--- START ---

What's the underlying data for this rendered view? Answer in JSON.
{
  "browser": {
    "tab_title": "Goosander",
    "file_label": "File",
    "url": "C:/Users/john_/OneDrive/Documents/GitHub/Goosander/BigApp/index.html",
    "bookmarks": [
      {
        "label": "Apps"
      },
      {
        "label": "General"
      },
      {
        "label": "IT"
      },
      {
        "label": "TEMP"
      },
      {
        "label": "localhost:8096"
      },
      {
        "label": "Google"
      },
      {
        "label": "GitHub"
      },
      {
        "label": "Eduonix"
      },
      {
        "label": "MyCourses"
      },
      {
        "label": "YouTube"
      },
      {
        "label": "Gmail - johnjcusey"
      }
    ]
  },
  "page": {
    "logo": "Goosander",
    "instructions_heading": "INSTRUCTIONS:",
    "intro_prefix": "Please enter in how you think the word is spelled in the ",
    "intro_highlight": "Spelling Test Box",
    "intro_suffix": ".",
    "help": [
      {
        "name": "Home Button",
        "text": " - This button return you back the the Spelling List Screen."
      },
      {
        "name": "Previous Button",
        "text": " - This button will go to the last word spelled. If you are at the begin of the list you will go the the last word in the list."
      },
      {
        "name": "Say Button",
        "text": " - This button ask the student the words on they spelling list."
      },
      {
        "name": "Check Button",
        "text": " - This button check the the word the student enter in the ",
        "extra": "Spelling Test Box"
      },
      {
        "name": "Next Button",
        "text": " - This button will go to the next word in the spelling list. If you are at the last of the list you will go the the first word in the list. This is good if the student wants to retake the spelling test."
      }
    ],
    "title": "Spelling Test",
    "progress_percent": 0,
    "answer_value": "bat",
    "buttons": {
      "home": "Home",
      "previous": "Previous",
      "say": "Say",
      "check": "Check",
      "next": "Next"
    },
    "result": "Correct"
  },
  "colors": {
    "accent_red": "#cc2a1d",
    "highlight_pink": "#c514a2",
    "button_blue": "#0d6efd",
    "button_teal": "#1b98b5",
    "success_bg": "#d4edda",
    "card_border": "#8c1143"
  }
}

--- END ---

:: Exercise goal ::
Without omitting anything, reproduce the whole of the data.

:: Solution to this task ::
What's the underlying data for this rendered view? Answer in JSON.
{
  "browser": {
    "tab_title": "Goosander",
    "file_label": "File",
    "url": "C:/Users/john_/OneDrive/Documents/GitHub/Goosander/BigApp/index.html",
    "bookmarks": [
      {
        "label": "Apps"
      },
      {
        "label": "General"
      },
      {
        "label": "IT"
      },
      {
        "label": "TEMP"
      },
      {
        "label": "localhost:8096"
      },
      {
        "label": "Google"
      },
      {
        "label": "GitHub"
      },
      {
        "label": "Eduonix"
      },
      {
        "label": "MyCourses"
      },
      {
        "label": "YouTube"
      },
      {
        "label": "Gmail - johnjcusey"
      }
    ]
  },
  "page": {
    "logo": "Goosander",
    "instructions_heading": "INSTRUCTIONS:",
    "intro_prefix": "Please enter in how you think the word is spelled in the ",
    "intro_highlight": "Spelling Test Box",
    "intro_suffix": ".",
    "help": [
      {
        "name": "Home Button",
        "text": " - This button return you back the the Spelling List Screen."
      },
      {
        "name": "Previous Button",
        "text": " - This button will go to the last word spelled. If you are at the begin of the list you will go the the last word in the list."
      },
      {
        "name": "Say Button",
        "text": " - This button ask the student the words on they spelling list."
      },
      {
        "name": "Check Button",
        "text": " - This button check the the word the student enter in the ",
        "extra": "Spelling Test Box"
      },
      {
        "name": "Next Button",
        "text": " - This button will go to the next word in the spelling list. If you are at the last of the list you will go the the first word in the list. This is good if the student wants to retake the spelling test."
      }
    ],
    "title": "Spelling Test",
    "progress_percent": 0,
    "answer_value": "bat",
    "buttons": {
      "home": "Home",
      "previous": "Previous",
      "say": "Say",
      "check": "Check",
      "next": "Next"
    },
    "result": "Correct"
  },
  "colors": {
    "accent_red": "#cc2a1d",
    "highlight_pink": "#c514a2",
    "button_blue": "#0d6efd",
    "button_teal": "#1b98b5",
    "success_bg": "#d4edda",
    "card_border": "#8c1143"
  }
}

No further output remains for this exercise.